Immigration reform in the United States is a must, and the sooner the better.  Congress and the President must work together to come to agreement and pass a bill that would benefit the millions of illegal immigrants across the nation. This reform will benefit everyone in the long run.  Legalizing immigrants in a way that leads to citizenship will improve our national and border security, and will encourage businesses to comply with federal hiring laws.

Negative perceptions about the illegal immigrant community are nothing new.  Assumptions that immigrants don’t pay taxes, are criminals, and are less educated have always been abundant. Yet evidence shows these assumptions to be false. Undocumented workers that manage to get jobs pay federal, state and social security taxes.  When it comes to criminality, illegal immigrants are less likely than citizens to commit violent crimes because of the fear of deportation.  A recent report from the Cato Institute shows that 3.5% of people born in America are currently incarcerated, compared to only 0.86% of those born outside our borders.

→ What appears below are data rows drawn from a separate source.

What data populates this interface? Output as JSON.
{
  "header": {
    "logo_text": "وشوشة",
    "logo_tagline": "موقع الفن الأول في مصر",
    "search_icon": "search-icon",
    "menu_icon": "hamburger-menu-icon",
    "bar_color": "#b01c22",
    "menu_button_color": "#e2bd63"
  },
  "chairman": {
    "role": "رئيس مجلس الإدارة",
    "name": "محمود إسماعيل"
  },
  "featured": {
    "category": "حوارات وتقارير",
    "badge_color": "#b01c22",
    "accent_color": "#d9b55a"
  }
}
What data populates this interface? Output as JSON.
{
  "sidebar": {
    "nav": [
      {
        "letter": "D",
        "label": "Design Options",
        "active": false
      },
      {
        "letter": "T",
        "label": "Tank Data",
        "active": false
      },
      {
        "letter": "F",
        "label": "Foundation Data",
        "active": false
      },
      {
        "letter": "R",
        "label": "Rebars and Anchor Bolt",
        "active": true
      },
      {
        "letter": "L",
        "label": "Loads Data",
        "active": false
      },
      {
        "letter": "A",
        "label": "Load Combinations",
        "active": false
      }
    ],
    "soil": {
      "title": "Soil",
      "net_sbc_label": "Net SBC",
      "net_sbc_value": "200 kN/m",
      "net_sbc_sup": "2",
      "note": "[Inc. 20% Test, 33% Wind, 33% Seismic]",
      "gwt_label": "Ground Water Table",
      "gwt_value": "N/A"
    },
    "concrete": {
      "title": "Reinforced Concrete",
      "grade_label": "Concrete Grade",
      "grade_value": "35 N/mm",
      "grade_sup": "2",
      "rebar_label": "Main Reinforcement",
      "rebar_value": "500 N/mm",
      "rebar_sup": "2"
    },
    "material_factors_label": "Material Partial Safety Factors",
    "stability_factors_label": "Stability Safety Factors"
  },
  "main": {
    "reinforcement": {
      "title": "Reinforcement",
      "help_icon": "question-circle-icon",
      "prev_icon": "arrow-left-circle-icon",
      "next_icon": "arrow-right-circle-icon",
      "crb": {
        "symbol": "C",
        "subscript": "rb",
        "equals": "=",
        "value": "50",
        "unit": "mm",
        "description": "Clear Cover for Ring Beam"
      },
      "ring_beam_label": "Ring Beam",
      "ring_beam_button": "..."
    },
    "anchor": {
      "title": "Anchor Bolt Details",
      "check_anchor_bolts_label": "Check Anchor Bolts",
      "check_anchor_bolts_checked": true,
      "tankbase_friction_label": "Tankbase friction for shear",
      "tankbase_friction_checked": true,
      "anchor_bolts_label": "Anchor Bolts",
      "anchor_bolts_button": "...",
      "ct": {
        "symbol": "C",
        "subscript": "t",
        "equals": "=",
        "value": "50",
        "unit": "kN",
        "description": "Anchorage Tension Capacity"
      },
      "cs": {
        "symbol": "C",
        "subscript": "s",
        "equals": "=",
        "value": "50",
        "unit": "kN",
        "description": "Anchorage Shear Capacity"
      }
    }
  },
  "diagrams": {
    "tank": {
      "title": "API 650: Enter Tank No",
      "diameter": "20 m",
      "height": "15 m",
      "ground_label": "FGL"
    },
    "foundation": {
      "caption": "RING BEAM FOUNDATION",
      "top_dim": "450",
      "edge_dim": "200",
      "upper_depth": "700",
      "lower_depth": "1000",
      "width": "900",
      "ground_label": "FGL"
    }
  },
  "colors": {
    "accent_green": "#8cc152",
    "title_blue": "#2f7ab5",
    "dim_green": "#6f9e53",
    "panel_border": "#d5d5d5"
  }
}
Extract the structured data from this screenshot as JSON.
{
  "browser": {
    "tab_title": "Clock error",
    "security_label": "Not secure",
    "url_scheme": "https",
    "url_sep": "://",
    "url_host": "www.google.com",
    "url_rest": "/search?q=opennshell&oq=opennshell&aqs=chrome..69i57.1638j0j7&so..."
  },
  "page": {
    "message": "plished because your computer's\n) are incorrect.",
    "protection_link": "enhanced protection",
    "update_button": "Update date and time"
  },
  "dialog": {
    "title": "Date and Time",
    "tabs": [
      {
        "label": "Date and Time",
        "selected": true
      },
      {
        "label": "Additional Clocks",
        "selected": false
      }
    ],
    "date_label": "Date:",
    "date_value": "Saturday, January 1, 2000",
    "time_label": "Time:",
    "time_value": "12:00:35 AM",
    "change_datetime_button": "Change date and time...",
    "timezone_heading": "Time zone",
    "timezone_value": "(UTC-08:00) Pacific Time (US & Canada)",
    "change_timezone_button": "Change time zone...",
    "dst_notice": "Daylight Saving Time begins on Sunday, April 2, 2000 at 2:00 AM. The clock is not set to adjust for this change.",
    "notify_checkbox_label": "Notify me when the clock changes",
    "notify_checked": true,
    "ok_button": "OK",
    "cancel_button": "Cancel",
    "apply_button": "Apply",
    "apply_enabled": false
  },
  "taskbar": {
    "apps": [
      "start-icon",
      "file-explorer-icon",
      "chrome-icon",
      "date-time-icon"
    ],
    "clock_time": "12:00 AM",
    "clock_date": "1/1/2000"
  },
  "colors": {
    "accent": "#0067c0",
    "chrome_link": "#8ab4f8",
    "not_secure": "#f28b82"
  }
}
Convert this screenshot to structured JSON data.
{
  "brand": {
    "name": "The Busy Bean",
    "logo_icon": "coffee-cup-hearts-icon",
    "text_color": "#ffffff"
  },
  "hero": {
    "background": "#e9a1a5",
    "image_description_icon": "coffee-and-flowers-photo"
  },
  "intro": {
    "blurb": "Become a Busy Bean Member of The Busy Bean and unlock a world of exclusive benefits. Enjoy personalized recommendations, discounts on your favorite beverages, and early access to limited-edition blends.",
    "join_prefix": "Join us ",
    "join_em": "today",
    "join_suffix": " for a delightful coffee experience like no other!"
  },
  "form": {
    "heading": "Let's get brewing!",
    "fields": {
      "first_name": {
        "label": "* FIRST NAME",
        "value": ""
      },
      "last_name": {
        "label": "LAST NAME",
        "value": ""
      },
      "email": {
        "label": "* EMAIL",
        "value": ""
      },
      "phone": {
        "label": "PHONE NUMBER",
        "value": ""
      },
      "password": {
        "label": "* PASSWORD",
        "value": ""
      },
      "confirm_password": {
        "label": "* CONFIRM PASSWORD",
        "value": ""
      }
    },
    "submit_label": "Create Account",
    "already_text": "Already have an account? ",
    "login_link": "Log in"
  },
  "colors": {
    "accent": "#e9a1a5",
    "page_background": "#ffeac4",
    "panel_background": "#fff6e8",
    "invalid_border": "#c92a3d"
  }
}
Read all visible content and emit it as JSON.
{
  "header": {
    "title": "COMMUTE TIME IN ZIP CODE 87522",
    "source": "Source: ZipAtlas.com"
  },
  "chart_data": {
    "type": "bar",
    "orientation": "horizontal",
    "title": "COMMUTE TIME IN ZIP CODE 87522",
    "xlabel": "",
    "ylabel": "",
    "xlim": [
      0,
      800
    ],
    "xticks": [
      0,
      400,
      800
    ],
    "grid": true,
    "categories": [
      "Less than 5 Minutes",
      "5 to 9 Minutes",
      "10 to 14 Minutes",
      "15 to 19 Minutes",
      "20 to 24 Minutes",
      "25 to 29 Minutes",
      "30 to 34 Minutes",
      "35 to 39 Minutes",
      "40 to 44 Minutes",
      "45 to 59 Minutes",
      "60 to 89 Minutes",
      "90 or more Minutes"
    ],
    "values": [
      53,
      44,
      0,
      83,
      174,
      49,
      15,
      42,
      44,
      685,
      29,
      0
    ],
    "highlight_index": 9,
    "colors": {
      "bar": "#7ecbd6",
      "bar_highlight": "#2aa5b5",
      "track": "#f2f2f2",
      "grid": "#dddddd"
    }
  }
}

The question of education is harder to answer. Many undocumented college graduates face the impossibility of finding a job related to their studies; instead, the lack of documents forces them to find minimum wage jobs.  Lack of high-paying jobs poses another barrier for undocumented immigrants, since the price of college education is high and most do not qualify for any federal funded aid.

Many Democratic Congressmen already support comprehensive immigration reform. It’s time to get Republicans to support it as well.  “This is an issue that affects all communities.  The immigration reform issue is a human rights issue,” said U.S Rep. Steven Horsford (D-Nev).  Let your voice be heard. Urge Congress to come to an agreement. If both parties cooperate and work together, reform will benefit everyone.  Write to your state representatives reminding them and urging them that now is the right time for comprehensive immigration reform.

Undocumented immigrants work hard; they have earned the right to the documentation that will better their lives while bettering the country. “This time, action must follow. We can’t allow immigration reform to get bogged down in an endless debate,” said President Obama recently. Now is the time to act on immigration reform.